> _Assignment_:
Only the count should appear in your answer: how many lines of the data below contain the word "create"?

Recorded data
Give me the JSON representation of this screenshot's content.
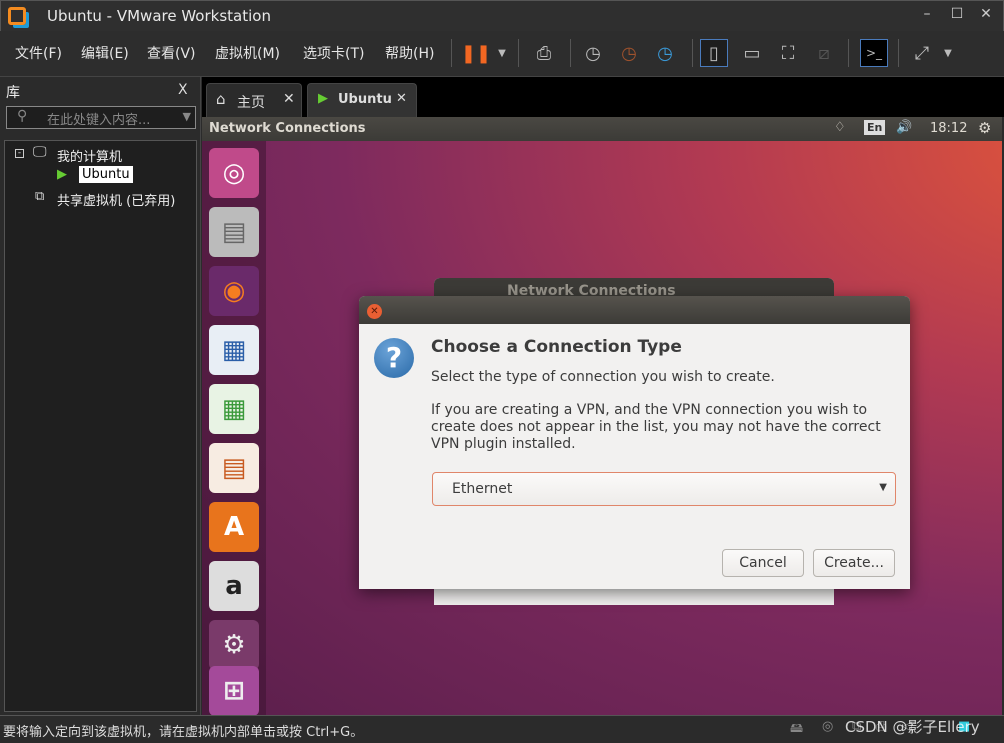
{
  "window": {
    "title": "Ubuntu - VMware Workstation",
    "minimize": "–",
    "maximize": "☐",
    "close": "✕"
  },
  "menu": [
    "文件(F)",
    "编辑(E)",
    "查看(V)",
    "虚拟机(M)",
    "选项卡(T)",
    "帮助(H)"
  ],
  "library": {
    "title": "库",
    "close": "X",
    "search_placeholder": "在此处键入内容...",
    "tree": {
      "my_computer": "我的计算机",
      "vm": "Ubuntu",
      "shared": "共享虚拟机 (已弃用)"
    }
  },
  "tabs": [
    {
      "label": "主页",
      "icon": "home-icon"
    },
    {
      "label": "Ubuntu",
      "icon": "vm-icon"
    }
  ],
  "ubuntu_bar": {
    "title": "Network Connections",
    "lang": "En",
    "time": "18:12"
  },
  "launcher": [
    "ubuntu-dash",
    "files",
    "firefox",
    "writer",
    "calc",
    "impress",
    "software-center",
    "amazon",
    "system-settings",
    "workspace-switcher"
  ],
  "back_dialog": {
    "title": "Network Connections"
  },
  "dialog": {
    "heading": "Choose a Connection Type",
    "subtitle": "Select the type of connection you wish to create.",
    "info": "If you are creating a VPN, and the VPN connection you wish to create does not appear in the list, you may not have the correct VPN plugin installed.",
    "selected_type": "Ethernet",
    "cancel": "Cancel",
    "create": "Create..."
  },
  "status": {
    "text": "要将输入定向到该虚拟机，请在虚拟机内部单击或按 Ctrl+G。",
    "watermark": "CSDN @影子Ellery"
  },
  "colors": {
    "accent": "#e95f33",
    "pause": "#f26722",
    "desktop": "#7d2a5e"
  }
}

> _Result_:
3